Task brief —
Your reply should repeat all records verbatim and contain no images.

Provided records —
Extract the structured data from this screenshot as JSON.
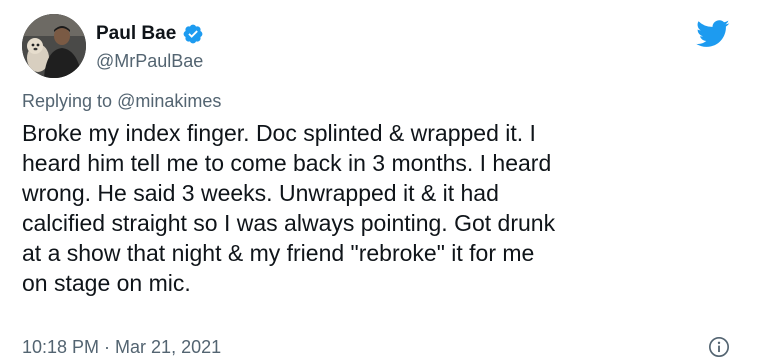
{
  "author": {
    "display_name": "Paul Bae",
    "handle": "@MrPaulBae",
    "verified": true,
    "avatar_icon": "avatar-photo"
  },
  "reply": {
    "prefix": "Replying to ",
    "mention": "@minakimes"
  },
  "tweet": {
    "lines": [
      "Broke my index finger. Doc splinted & wrapped it. I",
      "heard him tell me to come back in 3 months. I heard",
      "wrong. He said 3 weeks. Unwrapped it & it had",
      "calcified straight so I was always pointing. Got drunk",
      "at a show that night & my friend \"rebroke\" it for me",
      "on stage on mic."
    ]
  },
  "meta": {
    "time": "10:18 PM",
    "separator": "·",
    "date": "Mar 21, 2021"
  },
  "icons": {
    "brand": "twitter-bird-icon",
    "verified": "verified-badge-icon",
    "info": "info-icon"
  },
  "colors": {
    "brand_blue": "#1d9bf0",
    "text_primary": "#0f1419",
    "text_secondary": "#536471"
  }
}
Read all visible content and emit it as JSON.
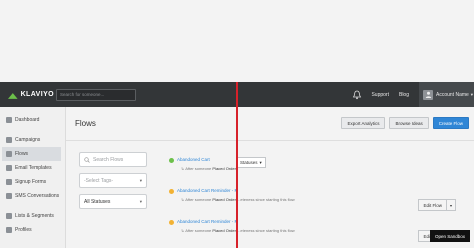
{
  "topbar": {
    "logo_text": "KLAVIYO",
    "search_placeholder": "Search for someone...",
    "links": [
      "Support",
      "Blog"
    ],
    "account_name": "Account Name",
    "account_caret": "▾"
  },
  "sidebar": {
    "items": [
      {
        "label": "Dashboard",
        "icon": "dashboard-icon"
      },
      {
        "label": "Campaigns",
        "icon": "campaigns-icon"
      },
      {
        "label": "Flows",
        "icon": "flows-icon",
        "active": true
      },
      {
        "label": "Email Templates",
        "icon": "templates-icon"
      },
      {
        "label": "Signup Forms",
        "icon": "forms-icon"
      },
      {
        "label": "SMS Conversations",
        "icon": "sms-icon"
      },
      {
        "label": "Lists & Segments",
        "icon": "lists-icon"
      },
      {
        "label": "Profiles",
        "icon": "profiles-icon"
      }
    ]
  },
  "page": {
    "title": "Flows",
    "buttons": {
      "export": "Export Analytics",
      "browse": "Browse Ideas",
      "create": "Create Flow"
    }
  },
  "filters": {
    "search_placeholder": "Search Flows",
    "tags_placeholder": "-Select Tags-",
    "status_value": "All Statuses",
    "caret": "▾"
  },
  "flows": [
    {
      "name": "Abandoned Cart",
      "dot_color": "#6cc04a",
      "sub_prefix": "After someone",
      "sub_bold": "Placed Order",
      "sub_suffix": "",
      "status": "Statuses",
      "status_caret": "▾"
    },
    {
      "name": "Abandoned Cart Reminder - M",
      "dot_color": "#f2b233",
      "sub_prefix": "After someone",
      "sub_bold": "Placed Order",
      "sub_suffix": "...eteness since starting this flow",
      "edit": "Edit Flow",
      "edit_caret": "▾"
    },
    {
      "name": "Abandoned Cart Reminder - M",
      "dot_color": "#f2b233",
      "sub_prefix": "After someone",
      "sub_bold": "Placed Order",
      "sub_suffix": "...eteness since starting this flow",
      "edit": "Edit Flow",
      "edit_caret": "▾"
    }
  ],
  "sandbox_label": "Open Sandbox",
  "colors": {
    "accent": "#2f86d6",
    "topbar": "#333638",
    "marker": "#d7212a"
  }
}
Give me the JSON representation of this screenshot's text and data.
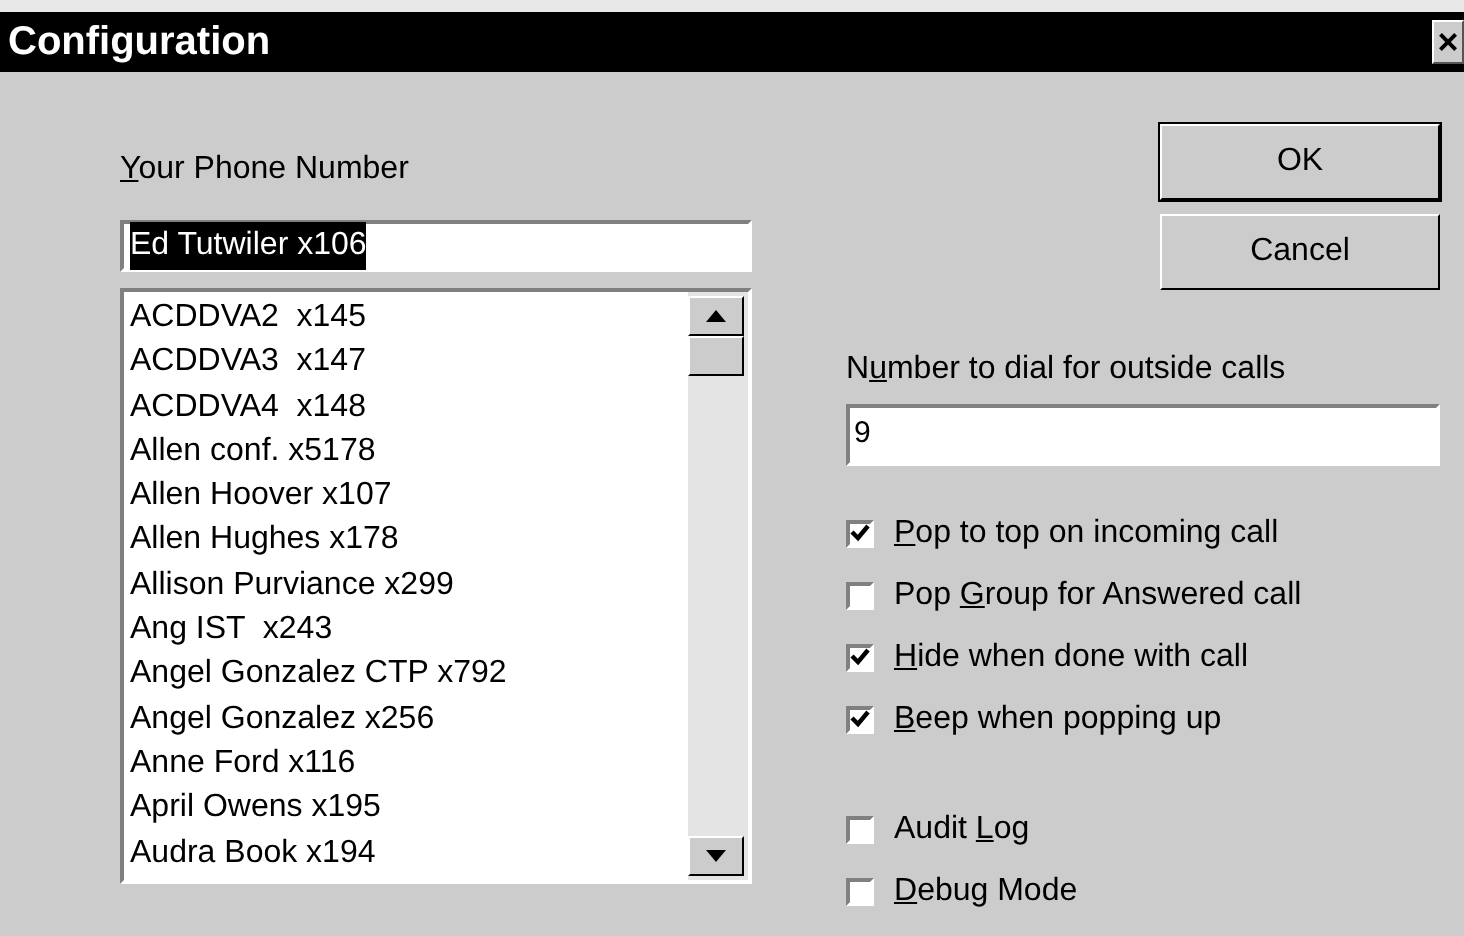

Solution below —
Extract the structured data from this screenshot as JSON.
{
  "author": {
    "display_name": "Paul Bae",
    "handle": "@MrPaulBae",
    "verified": true,
    "avatar_icon": "avatar-photo"
  },
  "reply": {
    "prefix": "Replying to ",
    "mention": "@minakimes"
  },
  "tweet": {
    "lines": [
      "Broke my index finger. Doc splinted & wrapped it. I",
      "heard him tell me to come back in 3 months. I heard",
      "wrong. He said 3 weeks. Unwrapped it & it had",
      "calcified straight so I was always pointing. Got drunk",
      "at a show that night & my friend \"rebroke\" it for me",
      "on stage on mic."
    ]
  },
  "meta": {
    "time": "10:18 PM",
    "separator": "·",
    "date": "Mar 21, 2021"
  },
  "icons": {
    "brand": "twitter-bird-icon",
    "verified": "verified-badge-icon",
    "info": "info-icon"
  },
  "colors": {
    "brand_blue": "#1d9bf0",
    "text_primary": "#0f1419",
    "text_secondary": "#536471"
  }
}
Read all visible content and emit it as JSON.
{
  "topbar": {
    "logo_text": "KLAVIYO",
    "search_placeholder": "Search for someone...",
    "links": [
      "Support",
      "Blog"
    ],
    "account_name": "Account Name",
    "account_caret": "▾"
  },
  "sidebar": {
    "items": [
      {
        "label": "Dashboard",
        "icon": "dashboard-icon"
      },
      {
        "label": "Campaigns",
        "icon": "campaigns-icon"
      },
      {
        "label": "Flows",
        "icon": "flows-icon",
        "active": true
      },
      {
        "label": "Email Templates",
        "icon": "templates-icon"
      },
      {
        "label": "Signup Forms",
        "icon": "forms-icon"
      },
      {
        "label": "SMS Conversations",
        "icon": "sms-icon"
      },
      {
        "label": "Lists & Segments",
        "icon": "lists-icon"
      },
      {
        "label": "Profiles",
        "icon": "profiles-icon"
      }
    ]
  },
  "page": {
    "title": "Flows",
    "buttons": {
      "export": "Export Analytics",
      "browse": "Browse Ideas",
      "create": "Create Flow"
    }
  },
  "filters": {
    "search_placeholder": "Search Flows",
    "tags_placeholder": "-Select Tags-",
    "status_value": "All Statuses",
    "caret": "▾"
  },
  "flows": [
    {
      "name": "Abandoned Cart",
      "dot_color": "#6cc04a",
      "sub_prefix": "After someone",
      "sub_bold": "Placed Order",
      "sub_suffix": "",
      "status": "Statuses",
      "status_caret": "▾"
    },
    {
      "name": "Abandoned Cart Reminder - M",
      "dot_color": "#f2b233",
      "sub_prefix": "After someone",
      "sub_bold": "Placed Order",
      "sub_suffix": "...eteness since starting this flow",
      "edit": "Edit Flow",
      "edit_caret": "▾"
    },
    {
      "name": "Abandoned Cart Reminder - M",
      "dot_color": "#f2b233",
      "sub_prefix": "After someone",
      "sub_bold": "Placed Order",
      "sub_suffix": "...eteness since starting this flow",
      "edit": "Edit Flow",
      "edit_caret": "▾"
    }
  ],
  "sandbox_label": "Open Sandbox",
  "colors": {
    "accent": "#2f86d6",
    "topbar": "#333638",
    "marker": "#d7212a"
  }
}
Give me the JSON representation of this screenshot's text and data.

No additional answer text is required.